[App and web page records]
=== Begin Enclosure ===

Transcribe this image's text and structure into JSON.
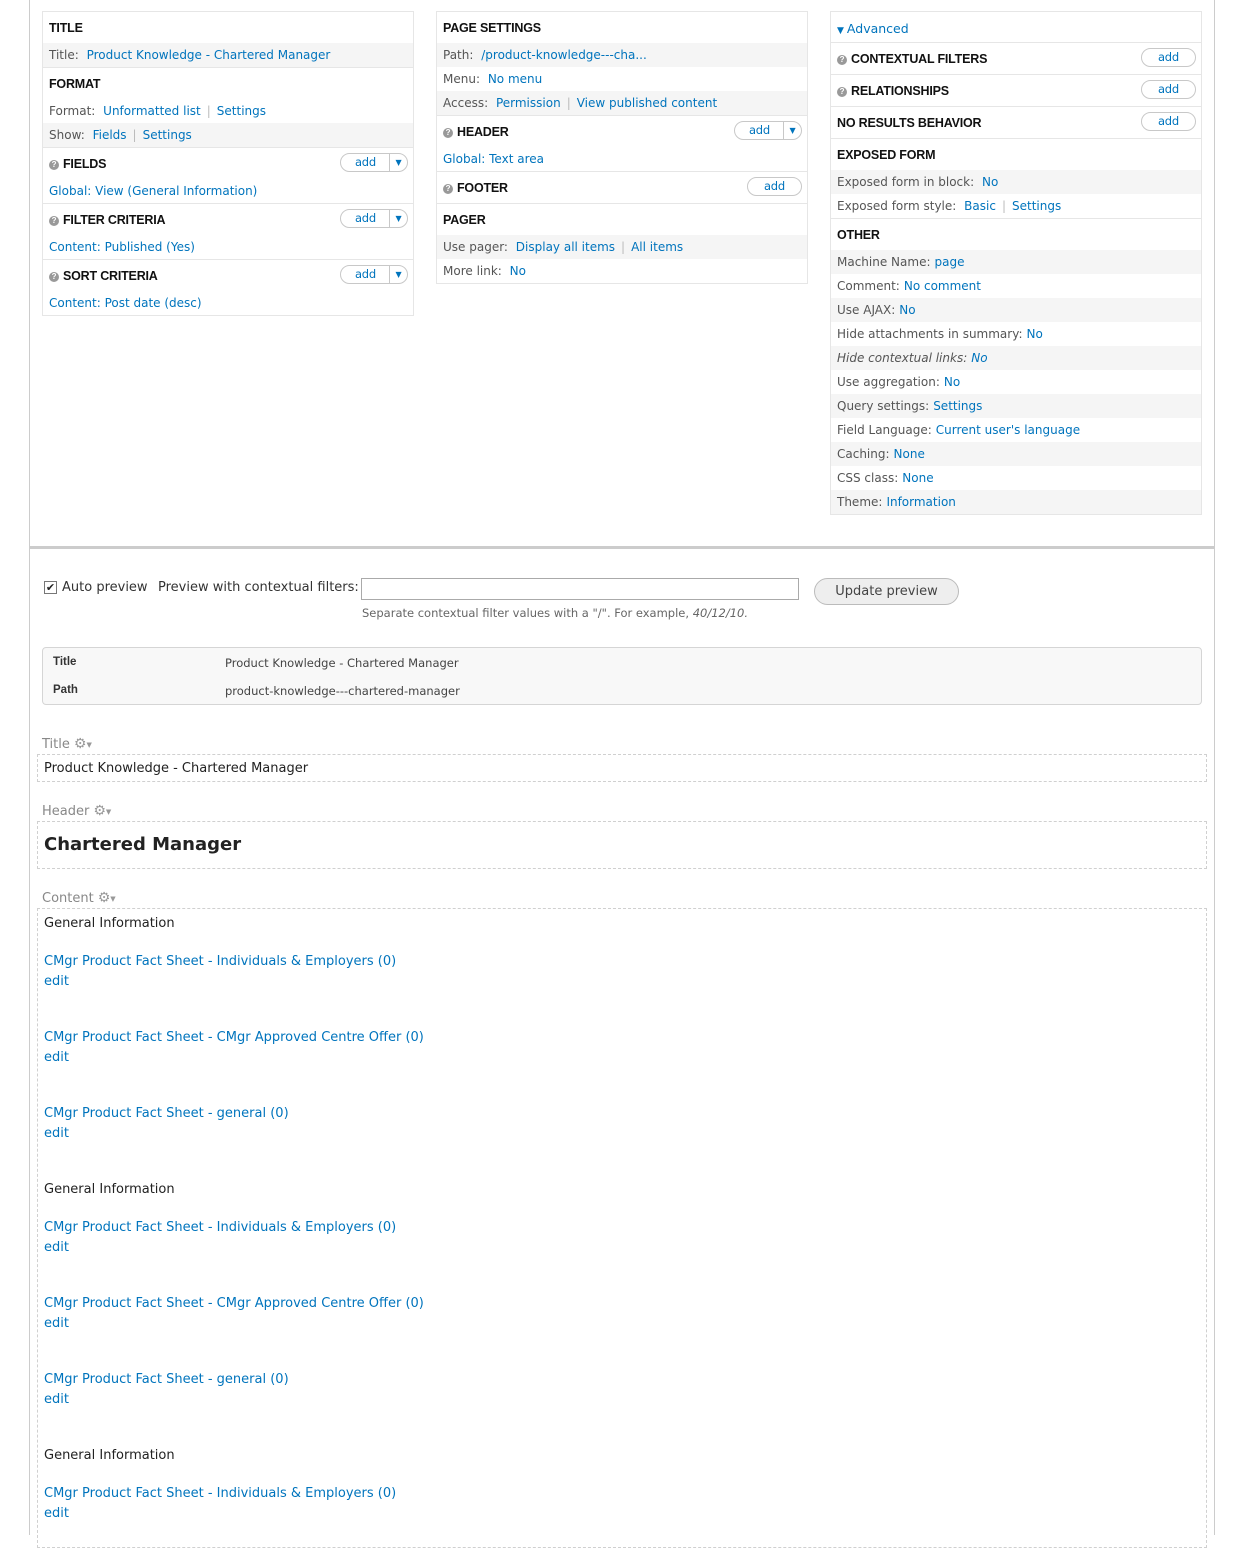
{
  "col1": {
    "title": {
      "heading": "TITLE",
      "label": "Title:",
      "value": "Product Knowledge - Chartered Manager"
    },
    "format": {
      "heading": "FORMAT",
      "format_label": "Format:",
      "format_value": "Unformatted list",
      "format_settings": "Settings",
      "show_label": "Show:",
      "show_value": "Fields",
      "show_settings": "Settings"
    },
    "fields": {
      "heading": "FIELDS",
      "add": "add",
      "item": "Global: View (General Information)"
    },
    "filter": {
      "heading": "FILTER CRITERIA",
      "add": "add",
      "item": "Content: Published (Yes)"
    },
    "sort": {
      "heading": "SORT CRITERIA",
      "add": "add",
      "item": "Content: Post date (desc)"
    }
  },
  "col2": {
    "page_settings": {
      "heading": "PAGE SETTINGS",
      "path_label": "Path:",
      "path_value": "/product-knowledge---cha...",
      "menu_label": "Menu:",
      "menu_value": "No menu",
      "access_label": "Access:",
      "access_value": "Permission",
      "access_value2": "View published content"
    },
    "header": {
      "heading": "HEADER",
      "add": "add",
      "item": "Global: Text area"
    },
    "footer": {
      "heading": "FOOTER",
      "add": "add"
    },
    "pager": {
      "heading": "PAGER",
      "use_label": "Use pager:",
      "use_value": "Display all items",
      "use_value2": "All items",
      "more_label": "More link:",
      "more_value": "No"
    }
  },
  "col3": {
    "advanced_toggle": "Advanced",
    "contextual": {
      "heading": "CONTEXTUAL FILTERS",
      "add": "add"
    },
    "relationships": {
      "heading": "RELATIONSHIPS",
      "add": "add"
    },
    "no_results": {
      "heading": "NO RESULTS BEHAVIOR",
      "add": "add"
    },
    "exposed": {
      "heading": "EXPOSED FORM",
      "block_label": "Exposed form in block:",
      "block_value": "No",
      "style_label": "Exposed form style:",
      "style_value": "Basic",
      "style_settings": "Settings"
    },
    "other": {
      "heading": "OTHER",
      "rows": [
        {
          "label": "Machine Name:",
          "value": "page"
        },
        {
          "label": "Comment:",
          "value": "No comment"
        },
        {
          "label": "Use AJAX:",
          "value": "No"
        },
        {
          "label": "Hide attachments in summary:",
          "value": "No"
        },
        {
          "label": "Hide contextual links:",
          "value": "No"
        },
        {
          "label": "Use aggregation:",
          "value": "No"
        },
        {
          "label": "Query settings:",
          "value": "Settings"
        },
        {
          "label": "Field Language:",
          "value": "Current user's language"
        },
        {
          "label": "Caching:",
          "value": "None"
        },
        {
          "label": "CSS class:",
          "value": "None"
        },
        {
          "label": "Theme:",
          "value": "Information"
        }
      ]
    }
  },
  "preview": {
    "checkmark": "✔",
    "auto_label": "Auto preview",
    "ctx_label": "Preview with contextual filters:",
    "ctx_value": "",
    "ctx_help_prefix": "Separate contextual filter values with a \"/\". For example,",
    "ctx_help_example": "40/12/10.",
    "update_label": "Update preview"
  },
  "info": {
    "title_key": "Title",
    "title_value": "Product Knowledge - Chartered Manager",
    "path_key": "Path",
    "path_value": "product-knowledge---chartered-manager"
  },
  "areas": {
    "gear_glyph": "⚙",
    "caret_glyph": "▼",
    "title_label": "Title",
    "title_content": "Product Knowledge - Chartered Manager",
    "header_label": "Header",
    "header_content": "Chartered Manager",
    "content_label": "Content"
  },
  "content": {
    "edit_label": "edit",
    "groups": [
      {
        "title": "General Information",
        "items": [
          "CMgr Product Fact Sheet - Individuals & Employers (0)",
          "CMgr Product Fact Sheet - CMgr Approved Centre Offer (0)",
          "CMgr Product Fact Sheet - general (0)"
        ]
      },
      {
        "title": "General Information",
        "items": [
          "CMgr Product Fact Sheet - Individuals & Employers (0)",
          "CMgr Product Fact Sheet - CMgr Approved Centre Offer (0)",
          "CMgr Product Fact Sheet - general (0)"
        ]
      },
      {
        "title": "General Information",
        "items": [
          "CMgr Product Fact Sheet - Individuals & Employers (0)"
        ]
      }
    ]
  },
  "colors": {
    "link": "#0074bd",
    "border": "#e6e6e6",
    "alt_row": "#f5f5f5"
  }
}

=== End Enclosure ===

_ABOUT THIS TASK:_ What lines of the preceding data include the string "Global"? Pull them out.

_THE COMPLETED TASK:_
      "item": "Global: View (General Information)"
      "item": "Global: Text area"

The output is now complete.